Holy Crap Cancer!
On January 15, 2009, while Capt. Sully was performing his “Miracle on the Hudson”, I was on the phone with my doctor getting the news. He said I had Lymphoma and I needed to go for a CT scan and a biopsy. A needle biopsy of my neck did not get enough tissue for a diagnosis, so I had to back for an operation. They took a whole lymph node to test. The CT Scan confirmed enlarged lymph nodes and the biopsy refined the diagnosis. Hodgkin’s Lymphoma, a rare cancer which my wife and I knew little about. As time went by, we learned much more about it and other cancers.
About 5.000 cases of Hodgkins Lymphoma are diagnosed every year and at this point in time 95% of those are cured. 1 out of 20 Hodgkins patients die from the cancer.
10 Recommendations for Cancer Prevention
1. Be as lean as possible without becoming underweight.
Maintaining a healthy weight is one of the most important things you can do to reduce your risk of cancer. Aim to be at the lower end of the healthy Body Mass Index (BMI) range.
Maintaining a healthy weight brings an array of health benefits.

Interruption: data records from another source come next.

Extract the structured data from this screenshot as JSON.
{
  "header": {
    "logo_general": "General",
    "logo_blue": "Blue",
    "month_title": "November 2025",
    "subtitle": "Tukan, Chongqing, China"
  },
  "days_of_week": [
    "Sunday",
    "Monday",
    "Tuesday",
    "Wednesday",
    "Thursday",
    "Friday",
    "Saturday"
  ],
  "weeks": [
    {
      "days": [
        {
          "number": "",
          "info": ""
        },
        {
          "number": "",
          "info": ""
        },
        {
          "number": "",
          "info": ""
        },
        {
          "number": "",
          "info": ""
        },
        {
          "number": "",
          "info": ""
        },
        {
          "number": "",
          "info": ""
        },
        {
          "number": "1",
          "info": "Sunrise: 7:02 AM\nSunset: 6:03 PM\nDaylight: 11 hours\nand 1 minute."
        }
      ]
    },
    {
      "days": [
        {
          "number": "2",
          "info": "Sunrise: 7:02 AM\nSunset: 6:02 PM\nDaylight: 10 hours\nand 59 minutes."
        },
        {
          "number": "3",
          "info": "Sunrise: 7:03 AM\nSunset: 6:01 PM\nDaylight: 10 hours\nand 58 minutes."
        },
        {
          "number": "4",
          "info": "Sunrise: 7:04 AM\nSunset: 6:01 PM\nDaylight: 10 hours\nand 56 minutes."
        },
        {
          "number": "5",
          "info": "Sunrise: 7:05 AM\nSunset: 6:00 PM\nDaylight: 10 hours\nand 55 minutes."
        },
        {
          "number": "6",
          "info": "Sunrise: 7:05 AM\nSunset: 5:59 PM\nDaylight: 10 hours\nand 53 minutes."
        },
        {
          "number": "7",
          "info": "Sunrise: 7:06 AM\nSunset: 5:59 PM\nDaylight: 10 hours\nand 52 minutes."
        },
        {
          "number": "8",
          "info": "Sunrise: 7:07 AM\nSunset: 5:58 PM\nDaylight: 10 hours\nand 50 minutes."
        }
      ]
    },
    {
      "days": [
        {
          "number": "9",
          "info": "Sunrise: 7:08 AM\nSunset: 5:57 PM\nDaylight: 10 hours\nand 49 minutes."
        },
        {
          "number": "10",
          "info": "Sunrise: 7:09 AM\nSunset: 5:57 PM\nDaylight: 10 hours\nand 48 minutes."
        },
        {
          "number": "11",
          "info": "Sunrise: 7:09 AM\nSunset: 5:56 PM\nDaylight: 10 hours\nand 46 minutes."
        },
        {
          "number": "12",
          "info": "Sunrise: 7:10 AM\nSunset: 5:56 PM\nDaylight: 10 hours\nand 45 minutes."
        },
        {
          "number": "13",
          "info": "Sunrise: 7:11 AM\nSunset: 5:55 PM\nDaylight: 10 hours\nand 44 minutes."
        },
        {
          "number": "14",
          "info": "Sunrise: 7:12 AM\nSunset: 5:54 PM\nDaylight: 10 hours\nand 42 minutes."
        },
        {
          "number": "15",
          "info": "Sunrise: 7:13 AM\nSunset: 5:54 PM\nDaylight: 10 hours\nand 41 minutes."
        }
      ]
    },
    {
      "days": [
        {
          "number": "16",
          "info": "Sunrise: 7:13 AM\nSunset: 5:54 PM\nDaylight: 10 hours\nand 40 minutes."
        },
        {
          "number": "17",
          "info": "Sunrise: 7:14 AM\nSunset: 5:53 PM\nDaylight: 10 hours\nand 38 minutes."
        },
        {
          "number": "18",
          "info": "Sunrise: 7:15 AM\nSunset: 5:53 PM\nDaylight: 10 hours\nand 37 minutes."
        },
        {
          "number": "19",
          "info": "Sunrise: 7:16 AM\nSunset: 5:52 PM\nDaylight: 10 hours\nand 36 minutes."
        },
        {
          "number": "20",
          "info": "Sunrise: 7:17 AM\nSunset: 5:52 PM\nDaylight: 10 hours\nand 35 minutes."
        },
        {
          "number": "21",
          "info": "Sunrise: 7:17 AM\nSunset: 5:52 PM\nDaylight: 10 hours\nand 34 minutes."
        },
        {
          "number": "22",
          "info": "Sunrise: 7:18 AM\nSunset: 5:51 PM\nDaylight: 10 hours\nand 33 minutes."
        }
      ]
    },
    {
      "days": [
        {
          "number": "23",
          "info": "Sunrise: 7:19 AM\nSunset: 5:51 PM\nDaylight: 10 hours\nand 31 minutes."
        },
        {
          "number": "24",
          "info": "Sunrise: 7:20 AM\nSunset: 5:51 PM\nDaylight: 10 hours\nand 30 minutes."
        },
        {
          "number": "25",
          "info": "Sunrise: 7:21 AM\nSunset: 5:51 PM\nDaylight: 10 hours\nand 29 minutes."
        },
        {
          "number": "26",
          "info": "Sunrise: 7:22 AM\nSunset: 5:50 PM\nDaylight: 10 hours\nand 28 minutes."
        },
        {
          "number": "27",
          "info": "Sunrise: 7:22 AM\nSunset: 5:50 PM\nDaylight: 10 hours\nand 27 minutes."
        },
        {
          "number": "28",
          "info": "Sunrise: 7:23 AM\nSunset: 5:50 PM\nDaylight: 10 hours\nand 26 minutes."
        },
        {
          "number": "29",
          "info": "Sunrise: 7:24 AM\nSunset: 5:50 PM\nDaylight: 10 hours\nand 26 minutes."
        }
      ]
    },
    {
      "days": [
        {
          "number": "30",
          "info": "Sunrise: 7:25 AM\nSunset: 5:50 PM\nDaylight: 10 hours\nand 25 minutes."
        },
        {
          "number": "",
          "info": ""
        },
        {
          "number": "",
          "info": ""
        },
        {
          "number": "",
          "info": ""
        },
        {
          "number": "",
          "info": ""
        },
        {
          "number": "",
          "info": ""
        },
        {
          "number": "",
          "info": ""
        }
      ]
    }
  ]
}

As well as making us feel better, it also means that we are less likely to develop not only cancer, but also other chronic diseases such as type 2 diabetes and heart disease.
We also know that where we store extra weight affects cancer risk. Scientists have discovered that carrying excess fat around our waists can be particularly harmful – it acts like a ‘hormone pump’ releasing estrogen into the bloodstream as well as raising levels of other hormones in the body. This is strongly linked to colon cancer and probably to cancers of the pancreas and endometrium (lining of the uterus), as well as breast cancer (in postmenopausal women).
See Recommendations 2 and 3 for strategies for weight management.
What’s in a Number?
or How Kareem, Magic and Shaq are connected to Waverly, Melvin and Lou.
I must tell you this story and you will understand.
Coach Jack Donohue held a meeting in the spring of 1958 to introduce himself to his new team. He outlined his philosophy of the game and made sure we knew how much he looked forward to his first season as head basketball coach at Power Memorial Academy. Power had suffered through a couple of seasons with a coach who missed practices and was a no show at games while he was off playing against the Globetrotters, putting on a show and losing cheerfully.
Practice began in the fall of 1958 under our new coach. As one of his first orders of business, Donohue ordered new uniforms for the varsity team and evidently he had only two requirements for uniforms. They must be the right color and they must have the largest numbers possible, front and back.
Can Fried Foods Increase the Risk of Prostate Cancer?
Written By Sofia Layarda, MPH
When you go to a drive-through or eat out at a fast food joint, what do you get? The typical fried items on a fast food menu are fries, doughnuts, or chicken strips. Variations exist, but certainly the prevailing generalization is that these items are deep-fried.
It’s not surprising that frequent consumption of deep-fried foods can seriously impact your weight in addition to having an undesirable effect on your cardiovascular health. A high-fat dietary pattern has also been linked to increased risk of several types of cancers.
Deep-Fried Foods May Increase Prostate Cancer Risk
Now researchers at Seattle’s Fred Hutchinson Cancer Research Center have also linked regular consumption of deep-fried foods to an increased risk of prostate cancer, specifically a more aggressive form of the cancer. They looked at men who ate deep-fried foods regularly. Specifically, the items were French fries, fried chicken, fried fish, doughnuts, and snack chips. Those who ate one or more servings of fries, fried chicken, or doughnuts per week had a 30% to 37% higher risk of prostate cancer than those who ate less than one serving per week.
After breast cancer, high-fat dairy foods raise risk of death
by Sharon Begley
Women who have ever had breast cancer might want to walk away from the brie, the butter and the black cherry (and every other flavor) ice cream.
According to a study of 1,893 women, breast cancer survivors who average as little as one serving per day of high-fat dairy foods have a 49 percent higher risk of dying from breast cancer than those who eat little or no high-fat dairy.
In absolute terms, breast cancer survivors who consumed the most high-fat dairy had about a 12 percent risk of dying of the disease.
The elevated mortality risk is therefore “modest,” said lead author Candyce Kroenke, a staff scientist at Kaiser Permanente, the nonprofit healthcare provider. “But since it may not be so difficult to lower your consumption of high-fat dairy, I think if you have breast cancer it’s worthwhile.”
Worth a Hill of Beans: Nutrition Powerhouses on Your Plate
If you want to add color, flavor and nutrition to your meals, and not empty your wallet – read on. We spill the beans on an inexpensive, cancer-protective, global dietary staple much underused in the United States.
If you’re like many Americans, you likely only eat beans in chili, as baked beans or in “Tex-Mex” dishes such as burritos or enchiladas. But go beyond those dishes and you can find dozens of dry bean varieties that add color, nutrition and great flavor to every course in your meal.
Cooking with Beans: Convenient and Cost Effective